NEW YORK, April 7 (UPI) -- The original manuscript of Don McLean's "American Pie" sold Tuesday for $1.2 million at an auction at Christie's in New York.
The manuscript included 16 pages of notes and lyrics for the iconic 1971 rock song, which famously includes the words "the day the music died."
Tom Lecky, Christy's head of books and manuscripts, said "American Pie" was the third most expensive American literary manuscript to sell at auction.
"This result is a testament to the creative genius of Don McLean and to the song's ability to still engage and inspire," Lecky said in a statement.
The meaning behind the song's lyrics have been widely discussed over the years.

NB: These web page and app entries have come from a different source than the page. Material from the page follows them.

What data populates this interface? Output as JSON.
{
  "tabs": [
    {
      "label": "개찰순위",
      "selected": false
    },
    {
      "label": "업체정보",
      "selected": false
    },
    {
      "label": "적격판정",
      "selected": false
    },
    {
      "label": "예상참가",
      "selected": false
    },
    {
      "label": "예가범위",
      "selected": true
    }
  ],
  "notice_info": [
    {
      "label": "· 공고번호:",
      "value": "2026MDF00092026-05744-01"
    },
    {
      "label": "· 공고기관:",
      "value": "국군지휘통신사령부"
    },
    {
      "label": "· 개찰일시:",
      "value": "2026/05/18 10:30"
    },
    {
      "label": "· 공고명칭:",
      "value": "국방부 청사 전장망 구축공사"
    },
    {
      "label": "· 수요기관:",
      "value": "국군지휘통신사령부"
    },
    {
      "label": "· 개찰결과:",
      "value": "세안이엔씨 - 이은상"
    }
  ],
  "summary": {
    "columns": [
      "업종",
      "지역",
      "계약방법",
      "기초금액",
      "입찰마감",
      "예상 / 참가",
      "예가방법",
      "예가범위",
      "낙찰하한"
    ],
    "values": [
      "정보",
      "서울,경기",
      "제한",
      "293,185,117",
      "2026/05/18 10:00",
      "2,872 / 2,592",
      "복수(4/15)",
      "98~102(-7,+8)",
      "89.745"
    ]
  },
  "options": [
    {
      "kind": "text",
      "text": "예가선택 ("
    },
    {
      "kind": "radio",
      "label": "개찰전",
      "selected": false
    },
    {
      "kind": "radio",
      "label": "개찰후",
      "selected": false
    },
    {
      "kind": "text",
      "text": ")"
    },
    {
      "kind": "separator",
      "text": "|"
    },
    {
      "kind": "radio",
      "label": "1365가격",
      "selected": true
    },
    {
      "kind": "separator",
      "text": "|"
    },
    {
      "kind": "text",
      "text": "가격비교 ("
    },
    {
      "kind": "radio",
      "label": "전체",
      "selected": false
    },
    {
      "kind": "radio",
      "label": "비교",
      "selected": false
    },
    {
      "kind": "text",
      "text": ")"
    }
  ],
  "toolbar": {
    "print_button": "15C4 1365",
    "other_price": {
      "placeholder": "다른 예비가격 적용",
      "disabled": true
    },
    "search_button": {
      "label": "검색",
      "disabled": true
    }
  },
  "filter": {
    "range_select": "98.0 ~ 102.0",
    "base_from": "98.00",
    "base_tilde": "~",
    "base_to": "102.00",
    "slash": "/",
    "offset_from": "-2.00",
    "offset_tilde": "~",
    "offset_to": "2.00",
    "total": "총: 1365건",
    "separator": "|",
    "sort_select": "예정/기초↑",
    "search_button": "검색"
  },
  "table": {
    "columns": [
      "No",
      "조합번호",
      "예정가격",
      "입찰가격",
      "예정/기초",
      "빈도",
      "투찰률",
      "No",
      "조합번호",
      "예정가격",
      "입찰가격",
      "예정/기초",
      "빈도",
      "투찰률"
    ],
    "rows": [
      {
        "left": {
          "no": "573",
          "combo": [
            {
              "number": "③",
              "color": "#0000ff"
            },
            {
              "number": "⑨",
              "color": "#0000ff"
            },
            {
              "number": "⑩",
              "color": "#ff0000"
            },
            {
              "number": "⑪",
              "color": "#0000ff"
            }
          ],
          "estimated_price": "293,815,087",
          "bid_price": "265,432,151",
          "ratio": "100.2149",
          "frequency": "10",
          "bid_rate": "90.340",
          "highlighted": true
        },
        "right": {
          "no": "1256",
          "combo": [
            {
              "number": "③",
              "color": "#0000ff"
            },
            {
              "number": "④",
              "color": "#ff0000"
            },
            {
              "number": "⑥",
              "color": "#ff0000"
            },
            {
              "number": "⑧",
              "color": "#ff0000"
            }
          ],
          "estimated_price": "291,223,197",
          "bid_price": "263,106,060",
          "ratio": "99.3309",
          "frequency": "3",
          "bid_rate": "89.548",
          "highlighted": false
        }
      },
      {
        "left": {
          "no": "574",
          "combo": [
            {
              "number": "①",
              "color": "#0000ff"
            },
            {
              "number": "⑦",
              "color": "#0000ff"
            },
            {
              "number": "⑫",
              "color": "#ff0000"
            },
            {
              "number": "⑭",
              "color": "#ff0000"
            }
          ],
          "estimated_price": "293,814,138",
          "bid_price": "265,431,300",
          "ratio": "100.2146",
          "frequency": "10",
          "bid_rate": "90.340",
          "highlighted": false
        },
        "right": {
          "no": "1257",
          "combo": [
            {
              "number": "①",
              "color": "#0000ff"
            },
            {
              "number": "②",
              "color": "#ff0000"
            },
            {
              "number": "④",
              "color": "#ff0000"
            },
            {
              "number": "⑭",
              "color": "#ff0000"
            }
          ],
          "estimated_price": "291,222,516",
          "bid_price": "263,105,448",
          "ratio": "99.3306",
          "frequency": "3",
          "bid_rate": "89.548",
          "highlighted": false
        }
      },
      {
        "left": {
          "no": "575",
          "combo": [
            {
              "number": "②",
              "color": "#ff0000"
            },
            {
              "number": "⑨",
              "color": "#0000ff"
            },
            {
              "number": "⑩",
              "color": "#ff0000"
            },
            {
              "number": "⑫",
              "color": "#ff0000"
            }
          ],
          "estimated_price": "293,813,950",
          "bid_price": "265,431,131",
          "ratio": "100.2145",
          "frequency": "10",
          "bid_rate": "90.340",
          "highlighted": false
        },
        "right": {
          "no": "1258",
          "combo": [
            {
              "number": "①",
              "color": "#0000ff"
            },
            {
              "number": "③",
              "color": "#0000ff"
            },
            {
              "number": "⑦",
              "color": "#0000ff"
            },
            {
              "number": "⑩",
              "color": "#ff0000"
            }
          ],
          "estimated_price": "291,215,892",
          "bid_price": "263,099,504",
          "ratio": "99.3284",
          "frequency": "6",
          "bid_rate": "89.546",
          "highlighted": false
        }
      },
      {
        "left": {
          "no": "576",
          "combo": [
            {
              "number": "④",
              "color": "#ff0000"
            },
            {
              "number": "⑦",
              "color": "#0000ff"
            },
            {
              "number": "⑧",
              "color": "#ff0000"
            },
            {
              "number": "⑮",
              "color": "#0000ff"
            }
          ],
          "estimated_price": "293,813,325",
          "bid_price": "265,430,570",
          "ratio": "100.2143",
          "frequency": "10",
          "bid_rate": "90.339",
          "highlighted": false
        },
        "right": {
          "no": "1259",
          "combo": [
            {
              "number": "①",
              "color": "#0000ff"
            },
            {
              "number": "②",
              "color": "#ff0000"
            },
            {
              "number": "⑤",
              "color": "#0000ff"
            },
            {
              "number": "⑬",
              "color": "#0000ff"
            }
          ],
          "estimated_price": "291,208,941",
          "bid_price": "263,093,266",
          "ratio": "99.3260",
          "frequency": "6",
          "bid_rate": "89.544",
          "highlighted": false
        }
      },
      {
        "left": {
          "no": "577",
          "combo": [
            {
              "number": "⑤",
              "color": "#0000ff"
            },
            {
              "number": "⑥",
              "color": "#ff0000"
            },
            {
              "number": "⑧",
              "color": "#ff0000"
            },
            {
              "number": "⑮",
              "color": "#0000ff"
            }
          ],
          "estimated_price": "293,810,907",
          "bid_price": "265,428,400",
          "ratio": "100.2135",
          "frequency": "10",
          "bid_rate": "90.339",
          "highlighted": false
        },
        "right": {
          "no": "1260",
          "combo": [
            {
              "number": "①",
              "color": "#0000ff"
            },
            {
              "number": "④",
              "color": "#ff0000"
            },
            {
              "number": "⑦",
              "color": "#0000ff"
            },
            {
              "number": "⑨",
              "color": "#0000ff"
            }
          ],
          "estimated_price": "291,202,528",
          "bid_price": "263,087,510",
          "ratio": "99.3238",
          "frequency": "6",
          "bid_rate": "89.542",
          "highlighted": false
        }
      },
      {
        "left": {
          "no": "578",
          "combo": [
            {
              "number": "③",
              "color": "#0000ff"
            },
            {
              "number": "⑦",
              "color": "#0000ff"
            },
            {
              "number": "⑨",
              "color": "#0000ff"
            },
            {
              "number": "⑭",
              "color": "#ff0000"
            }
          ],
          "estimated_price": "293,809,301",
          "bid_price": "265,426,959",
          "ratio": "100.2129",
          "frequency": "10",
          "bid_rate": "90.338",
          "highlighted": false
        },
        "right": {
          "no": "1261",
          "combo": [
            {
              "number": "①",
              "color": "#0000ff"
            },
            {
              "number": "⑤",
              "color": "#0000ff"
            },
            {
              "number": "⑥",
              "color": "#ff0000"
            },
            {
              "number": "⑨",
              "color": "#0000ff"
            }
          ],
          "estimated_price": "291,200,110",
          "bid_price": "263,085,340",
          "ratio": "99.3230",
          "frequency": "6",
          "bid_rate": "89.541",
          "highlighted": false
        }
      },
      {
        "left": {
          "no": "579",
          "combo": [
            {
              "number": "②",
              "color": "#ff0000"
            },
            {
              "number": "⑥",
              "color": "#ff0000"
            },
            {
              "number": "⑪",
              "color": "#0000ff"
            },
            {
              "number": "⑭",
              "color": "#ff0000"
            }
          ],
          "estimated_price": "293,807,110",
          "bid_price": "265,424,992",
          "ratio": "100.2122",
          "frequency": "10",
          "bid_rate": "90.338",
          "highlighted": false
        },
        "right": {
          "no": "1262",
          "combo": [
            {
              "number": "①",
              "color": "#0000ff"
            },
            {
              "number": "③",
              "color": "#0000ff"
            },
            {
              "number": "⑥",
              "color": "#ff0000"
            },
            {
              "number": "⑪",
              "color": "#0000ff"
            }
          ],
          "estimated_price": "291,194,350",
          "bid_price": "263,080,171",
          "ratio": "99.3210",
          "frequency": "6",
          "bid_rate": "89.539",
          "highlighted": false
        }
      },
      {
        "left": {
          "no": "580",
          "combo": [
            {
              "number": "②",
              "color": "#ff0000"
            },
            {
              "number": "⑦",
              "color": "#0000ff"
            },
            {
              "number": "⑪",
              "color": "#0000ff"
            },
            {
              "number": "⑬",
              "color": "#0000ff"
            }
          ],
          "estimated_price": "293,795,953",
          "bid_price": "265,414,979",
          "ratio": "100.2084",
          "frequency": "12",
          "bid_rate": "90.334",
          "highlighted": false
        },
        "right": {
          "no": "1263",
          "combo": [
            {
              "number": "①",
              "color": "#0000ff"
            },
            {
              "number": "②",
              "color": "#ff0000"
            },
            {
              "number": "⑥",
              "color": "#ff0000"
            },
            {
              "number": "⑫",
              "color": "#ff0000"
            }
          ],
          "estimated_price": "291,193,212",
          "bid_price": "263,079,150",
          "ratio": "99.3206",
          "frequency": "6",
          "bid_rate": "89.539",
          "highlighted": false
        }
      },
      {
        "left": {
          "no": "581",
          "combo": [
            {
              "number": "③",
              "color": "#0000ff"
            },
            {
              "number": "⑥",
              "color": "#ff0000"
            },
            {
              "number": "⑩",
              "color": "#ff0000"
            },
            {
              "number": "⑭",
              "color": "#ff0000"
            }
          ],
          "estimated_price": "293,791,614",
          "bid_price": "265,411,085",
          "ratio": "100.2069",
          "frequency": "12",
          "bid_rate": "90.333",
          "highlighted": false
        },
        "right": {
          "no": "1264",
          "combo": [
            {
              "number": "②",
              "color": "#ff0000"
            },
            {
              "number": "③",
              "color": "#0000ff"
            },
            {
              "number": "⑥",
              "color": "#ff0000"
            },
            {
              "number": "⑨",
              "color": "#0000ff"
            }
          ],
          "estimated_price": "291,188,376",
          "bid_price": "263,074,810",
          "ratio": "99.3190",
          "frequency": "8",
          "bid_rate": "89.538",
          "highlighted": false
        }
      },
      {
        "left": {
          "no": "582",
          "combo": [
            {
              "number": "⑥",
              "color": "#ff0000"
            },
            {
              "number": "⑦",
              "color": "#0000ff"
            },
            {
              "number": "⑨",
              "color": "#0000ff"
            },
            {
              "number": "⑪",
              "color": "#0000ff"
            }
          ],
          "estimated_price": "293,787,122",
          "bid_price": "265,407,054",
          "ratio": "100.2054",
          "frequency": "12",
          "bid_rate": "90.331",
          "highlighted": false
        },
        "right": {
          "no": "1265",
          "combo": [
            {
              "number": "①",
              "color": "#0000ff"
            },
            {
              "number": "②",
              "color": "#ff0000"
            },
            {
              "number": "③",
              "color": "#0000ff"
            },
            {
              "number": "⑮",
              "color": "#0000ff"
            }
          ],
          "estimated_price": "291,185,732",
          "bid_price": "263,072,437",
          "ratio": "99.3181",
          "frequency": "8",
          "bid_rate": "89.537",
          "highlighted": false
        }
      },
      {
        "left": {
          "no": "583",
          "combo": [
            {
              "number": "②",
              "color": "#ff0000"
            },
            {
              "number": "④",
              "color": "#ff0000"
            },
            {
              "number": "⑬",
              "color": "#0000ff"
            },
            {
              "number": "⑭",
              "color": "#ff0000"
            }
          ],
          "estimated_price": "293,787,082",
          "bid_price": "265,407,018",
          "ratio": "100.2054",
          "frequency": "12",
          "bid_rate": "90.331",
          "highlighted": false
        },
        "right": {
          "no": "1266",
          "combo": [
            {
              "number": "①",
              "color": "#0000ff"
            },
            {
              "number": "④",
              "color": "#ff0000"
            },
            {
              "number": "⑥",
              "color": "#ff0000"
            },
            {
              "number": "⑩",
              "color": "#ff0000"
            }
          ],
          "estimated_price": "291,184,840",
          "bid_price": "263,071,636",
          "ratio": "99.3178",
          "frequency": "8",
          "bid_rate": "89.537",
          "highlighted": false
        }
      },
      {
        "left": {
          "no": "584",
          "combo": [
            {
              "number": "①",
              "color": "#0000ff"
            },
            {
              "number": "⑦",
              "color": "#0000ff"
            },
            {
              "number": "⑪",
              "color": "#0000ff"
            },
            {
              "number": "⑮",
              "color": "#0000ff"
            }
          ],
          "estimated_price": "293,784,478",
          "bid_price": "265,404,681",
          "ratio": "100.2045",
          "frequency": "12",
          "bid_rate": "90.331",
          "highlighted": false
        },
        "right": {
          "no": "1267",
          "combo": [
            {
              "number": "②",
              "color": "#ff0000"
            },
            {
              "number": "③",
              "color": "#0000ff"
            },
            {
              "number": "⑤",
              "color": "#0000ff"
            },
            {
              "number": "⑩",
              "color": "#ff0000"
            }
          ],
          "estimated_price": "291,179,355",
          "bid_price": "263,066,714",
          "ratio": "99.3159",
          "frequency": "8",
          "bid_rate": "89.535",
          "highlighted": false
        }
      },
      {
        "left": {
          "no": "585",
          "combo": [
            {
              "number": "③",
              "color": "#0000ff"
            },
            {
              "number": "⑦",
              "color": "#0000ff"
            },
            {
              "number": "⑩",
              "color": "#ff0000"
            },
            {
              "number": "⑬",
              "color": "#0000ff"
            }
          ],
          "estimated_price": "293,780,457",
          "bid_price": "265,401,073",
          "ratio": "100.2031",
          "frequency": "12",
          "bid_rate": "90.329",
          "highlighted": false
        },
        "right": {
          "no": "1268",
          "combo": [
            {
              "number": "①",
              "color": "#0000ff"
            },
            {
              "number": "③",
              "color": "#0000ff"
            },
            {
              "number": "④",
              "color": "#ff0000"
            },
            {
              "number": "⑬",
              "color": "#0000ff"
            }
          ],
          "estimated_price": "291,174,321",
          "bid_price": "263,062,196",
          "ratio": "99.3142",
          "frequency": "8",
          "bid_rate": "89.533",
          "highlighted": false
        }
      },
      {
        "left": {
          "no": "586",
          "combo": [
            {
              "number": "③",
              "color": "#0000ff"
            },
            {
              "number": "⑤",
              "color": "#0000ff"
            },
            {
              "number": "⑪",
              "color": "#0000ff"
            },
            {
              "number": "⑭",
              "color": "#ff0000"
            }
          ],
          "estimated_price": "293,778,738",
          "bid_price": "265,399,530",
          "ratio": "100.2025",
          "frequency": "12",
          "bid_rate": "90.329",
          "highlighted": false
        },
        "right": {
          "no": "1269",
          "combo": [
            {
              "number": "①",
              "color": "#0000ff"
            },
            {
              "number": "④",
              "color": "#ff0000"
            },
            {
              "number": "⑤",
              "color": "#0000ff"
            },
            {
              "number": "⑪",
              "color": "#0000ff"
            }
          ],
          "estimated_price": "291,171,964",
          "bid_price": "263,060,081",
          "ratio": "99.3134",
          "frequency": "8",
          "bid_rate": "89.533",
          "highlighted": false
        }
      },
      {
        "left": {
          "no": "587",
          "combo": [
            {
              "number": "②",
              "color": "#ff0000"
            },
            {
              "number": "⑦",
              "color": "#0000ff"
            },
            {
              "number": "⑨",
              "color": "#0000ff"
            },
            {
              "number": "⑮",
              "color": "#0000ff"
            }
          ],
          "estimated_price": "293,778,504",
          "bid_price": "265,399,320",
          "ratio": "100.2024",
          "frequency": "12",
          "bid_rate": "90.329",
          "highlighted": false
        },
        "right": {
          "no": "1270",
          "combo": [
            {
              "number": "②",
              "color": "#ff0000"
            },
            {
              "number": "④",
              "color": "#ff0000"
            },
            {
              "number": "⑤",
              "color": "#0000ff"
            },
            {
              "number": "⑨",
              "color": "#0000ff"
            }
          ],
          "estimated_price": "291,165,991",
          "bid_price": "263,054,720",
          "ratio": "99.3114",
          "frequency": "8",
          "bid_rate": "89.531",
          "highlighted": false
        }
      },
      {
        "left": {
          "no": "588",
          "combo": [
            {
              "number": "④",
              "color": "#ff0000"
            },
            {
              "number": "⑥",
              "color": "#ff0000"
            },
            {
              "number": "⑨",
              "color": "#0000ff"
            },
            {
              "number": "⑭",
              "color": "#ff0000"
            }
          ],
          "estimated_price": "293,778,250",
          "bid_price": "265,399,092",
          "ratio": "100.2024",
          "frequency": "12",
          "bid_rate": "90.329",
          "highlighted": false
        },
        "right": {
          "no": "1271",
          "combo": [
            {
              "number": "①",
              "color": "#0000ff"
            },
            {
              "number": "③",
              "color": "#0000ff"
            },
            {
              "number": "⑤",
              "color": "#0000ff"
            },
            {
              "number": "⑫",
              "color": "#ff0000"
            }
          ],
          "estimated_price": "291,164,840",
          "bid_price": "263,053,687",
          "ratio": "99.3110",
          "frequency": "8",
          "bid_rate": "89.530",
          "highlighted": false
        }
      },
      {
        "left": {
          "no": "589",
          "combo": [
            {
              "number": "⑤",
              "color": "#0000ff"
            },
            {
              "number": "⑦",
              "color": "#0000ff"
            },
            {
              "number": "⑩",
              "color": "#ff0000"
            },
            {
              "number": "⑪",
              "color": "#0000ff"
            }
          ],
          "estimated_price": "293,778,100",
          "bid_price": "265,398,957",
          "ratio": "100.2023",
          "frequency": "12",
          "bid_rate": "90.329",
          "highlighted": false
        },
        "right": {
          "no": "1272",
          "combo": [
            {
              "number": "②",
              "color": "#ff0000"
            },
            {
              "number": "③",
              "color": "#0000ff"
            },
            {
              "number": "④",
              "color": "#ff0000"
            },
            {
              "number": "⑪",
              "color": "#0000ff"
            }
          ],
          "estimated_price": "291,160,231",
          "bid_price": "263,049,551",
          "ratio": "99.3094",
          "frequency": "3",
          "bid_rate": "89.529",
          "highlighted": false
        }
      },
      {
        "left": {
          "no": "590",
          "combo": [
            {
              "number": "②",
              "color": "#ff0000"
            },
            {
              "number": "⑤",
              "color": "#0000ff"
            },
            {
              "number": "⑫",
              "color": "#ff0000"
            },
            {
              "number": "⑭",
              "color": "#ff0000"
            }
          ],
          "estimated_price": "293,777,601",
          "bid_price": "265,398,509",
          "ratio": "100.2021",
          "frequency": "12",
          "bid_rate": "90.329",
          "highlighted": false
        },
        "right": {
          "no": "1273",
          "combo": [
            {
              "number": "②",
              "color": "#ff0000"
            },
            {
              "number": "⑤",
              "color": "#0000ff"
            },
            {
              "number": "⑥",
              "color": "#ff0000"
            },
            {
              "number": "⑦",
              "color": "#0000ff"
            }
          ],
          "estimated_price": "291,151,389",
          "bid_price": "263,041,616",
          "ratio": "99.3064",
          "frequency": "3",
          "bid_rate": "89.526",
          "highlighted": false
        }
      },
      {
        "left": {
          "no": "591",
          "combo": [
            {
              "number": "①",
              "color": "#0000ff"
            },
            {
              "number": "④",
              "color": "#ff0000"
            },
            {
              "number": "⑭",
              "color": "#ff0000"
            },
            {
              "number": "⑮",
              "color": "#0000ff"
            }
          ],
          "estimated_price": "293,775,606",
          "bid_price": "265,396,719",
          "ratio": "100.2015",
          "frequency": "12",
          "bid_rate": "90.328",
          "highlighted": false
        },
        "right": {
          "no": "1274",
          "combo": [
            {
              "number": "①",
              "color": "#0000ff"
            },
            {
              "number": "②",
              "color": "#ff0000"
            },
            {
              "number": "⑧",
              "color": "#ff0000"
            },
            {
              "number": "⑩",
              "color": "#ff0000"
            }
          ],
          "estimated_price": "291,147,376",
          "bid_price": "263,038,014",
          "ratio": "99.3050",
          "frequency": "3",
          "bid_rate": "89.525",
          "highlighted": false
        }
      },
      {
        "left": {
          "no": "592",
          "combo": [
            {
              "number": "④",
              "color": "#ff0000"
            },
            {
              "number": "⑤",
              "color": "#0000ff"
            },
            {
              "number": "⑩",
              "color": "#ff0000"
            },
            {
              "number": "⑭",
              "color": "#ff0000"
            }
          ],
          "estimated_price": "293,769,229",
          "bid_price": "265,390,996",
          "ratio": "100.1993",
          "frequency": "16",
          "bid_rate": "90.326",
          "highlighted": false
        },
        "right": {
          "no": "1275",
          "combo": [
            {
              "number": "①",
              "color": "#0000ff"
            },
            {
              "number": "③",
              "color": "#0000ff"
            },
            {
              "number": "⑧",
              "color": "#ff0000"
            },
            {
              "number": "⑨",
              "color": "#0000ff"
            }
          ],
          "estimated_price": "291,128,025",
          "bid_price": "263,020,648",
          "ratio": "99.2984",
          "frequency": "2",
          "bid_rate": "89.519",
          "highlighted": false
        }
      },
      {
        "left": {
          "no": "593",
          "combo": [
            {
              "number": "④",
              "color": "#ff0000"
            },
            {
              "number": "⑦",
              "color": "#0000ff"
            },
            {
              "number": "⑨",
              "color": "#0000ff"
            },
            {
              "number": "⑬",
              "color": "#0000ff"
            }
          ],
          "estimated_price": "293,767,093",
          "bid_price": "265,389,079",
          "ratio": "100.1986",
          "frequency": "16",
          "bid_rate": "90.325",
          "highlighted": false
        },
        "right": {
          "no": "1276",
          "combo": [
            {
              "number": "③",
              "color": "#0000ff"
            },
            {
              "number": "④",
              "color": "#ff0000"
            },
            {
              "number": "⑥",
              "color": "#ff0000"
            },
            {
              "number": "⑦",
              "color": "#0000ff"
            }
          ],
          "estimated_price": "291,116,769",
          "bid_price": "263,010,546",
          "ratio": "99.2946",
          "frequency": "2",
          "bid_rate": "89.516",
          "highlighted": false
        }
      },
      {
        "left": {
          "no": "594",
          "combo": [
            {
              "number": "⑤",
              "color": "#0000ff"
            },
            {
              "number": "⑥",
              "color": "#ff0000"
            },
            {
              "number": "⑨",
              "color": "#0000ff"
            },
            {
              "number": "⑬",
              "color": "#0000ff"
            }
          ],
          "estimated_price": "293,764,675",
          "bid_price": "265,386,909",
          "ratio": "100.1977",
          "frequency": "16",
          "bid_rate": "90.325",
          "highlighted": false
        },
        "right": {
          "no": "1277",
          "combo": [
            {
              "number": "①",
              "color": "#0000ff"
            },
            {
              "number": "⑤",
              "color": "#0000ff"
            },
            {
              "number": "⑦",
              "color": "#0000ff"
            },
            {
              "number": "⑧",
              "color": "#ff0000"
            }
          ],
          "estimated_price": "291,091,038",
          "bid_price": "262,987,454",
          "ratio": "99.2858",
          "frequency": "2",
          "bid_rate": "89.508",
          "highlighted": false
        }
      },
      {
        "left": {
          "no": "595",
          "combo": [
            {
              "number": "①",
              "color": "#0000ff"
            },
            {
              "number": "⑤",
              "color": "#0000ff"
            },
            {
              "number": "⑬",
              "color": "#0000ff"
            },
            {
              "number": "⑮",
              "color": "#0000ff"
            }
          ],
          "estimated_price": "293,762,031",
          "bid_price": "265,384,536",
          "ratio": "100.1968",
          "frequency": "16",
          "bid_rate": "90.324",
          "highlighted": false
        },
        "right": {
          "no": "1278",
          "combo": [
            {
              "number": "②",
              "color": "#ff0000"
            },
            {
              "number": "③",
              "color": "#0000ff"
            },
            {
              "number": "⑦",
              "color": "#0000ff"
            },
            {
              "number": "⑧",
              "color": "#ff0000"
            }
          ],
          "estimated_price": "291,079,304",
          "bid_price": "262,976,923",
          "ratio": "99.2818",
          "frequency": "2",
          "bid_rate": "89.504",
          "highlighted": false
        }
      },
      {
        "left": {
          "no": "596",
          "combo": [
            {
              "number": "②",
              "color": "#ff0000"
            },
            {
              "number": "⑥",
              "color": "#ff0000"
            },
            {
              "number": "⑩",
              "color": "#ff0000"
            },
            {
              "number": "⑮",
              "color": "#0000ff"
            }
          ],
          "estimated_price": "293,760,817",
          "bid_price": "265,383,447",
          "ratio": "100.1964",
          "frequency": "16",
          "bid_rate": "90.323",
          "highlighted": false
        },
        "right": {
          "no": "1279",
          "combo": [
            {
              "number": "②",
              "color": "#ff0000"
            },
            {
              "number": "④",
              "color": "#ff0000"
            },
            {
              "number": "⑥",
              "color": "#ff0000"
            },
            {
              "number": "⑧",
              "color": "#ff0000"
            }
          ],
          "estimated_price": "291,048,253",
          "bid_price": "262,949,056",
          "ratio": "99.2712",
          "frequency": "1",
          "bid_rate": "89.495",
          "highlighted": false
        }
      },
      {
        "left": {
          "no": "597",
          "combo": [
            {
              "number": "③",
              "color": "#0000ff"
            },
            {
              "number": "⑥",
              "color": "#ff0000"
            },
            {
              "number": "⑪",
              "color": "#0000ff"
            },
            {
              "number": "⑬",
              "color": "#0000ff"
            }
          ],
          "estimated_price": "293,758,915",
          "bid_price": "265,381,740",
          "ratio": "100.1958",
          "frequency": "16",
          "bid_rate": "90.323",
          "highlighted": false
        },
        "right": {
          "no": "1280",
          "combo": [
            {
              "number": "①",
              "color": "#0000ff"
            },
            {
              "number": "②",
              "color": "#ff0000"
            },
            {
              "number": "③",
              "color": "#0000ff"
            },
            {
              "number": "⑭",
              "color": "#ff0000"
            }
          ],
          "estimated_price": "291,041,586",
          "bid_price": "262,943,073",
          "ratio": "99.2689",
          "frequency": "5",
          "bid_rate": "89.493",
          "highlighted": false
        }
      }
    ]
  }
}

McLean, 69, has only said that the song's opening lines refer to the plane crash that killed Buddy Holly and Ritchie Valens.
But he told Christie's ahead of the auction that the song, which runs for more than eight minutes, refers to the decline of American culture.
"Basically, in 'American Pie' things are heading in the wrong direction," he said. "It is becoming less ideal, less idyllic. I don't know whether you consider that wrong or right, but it is a morality song in a sense."
"I was around in 1970 and now I am around in 2015," he added. "There is no poetry and very little romance in anything anymore, so it is really like the last phase of 'American Pie.'"
The manuscript was purchased by an anonymous bidder.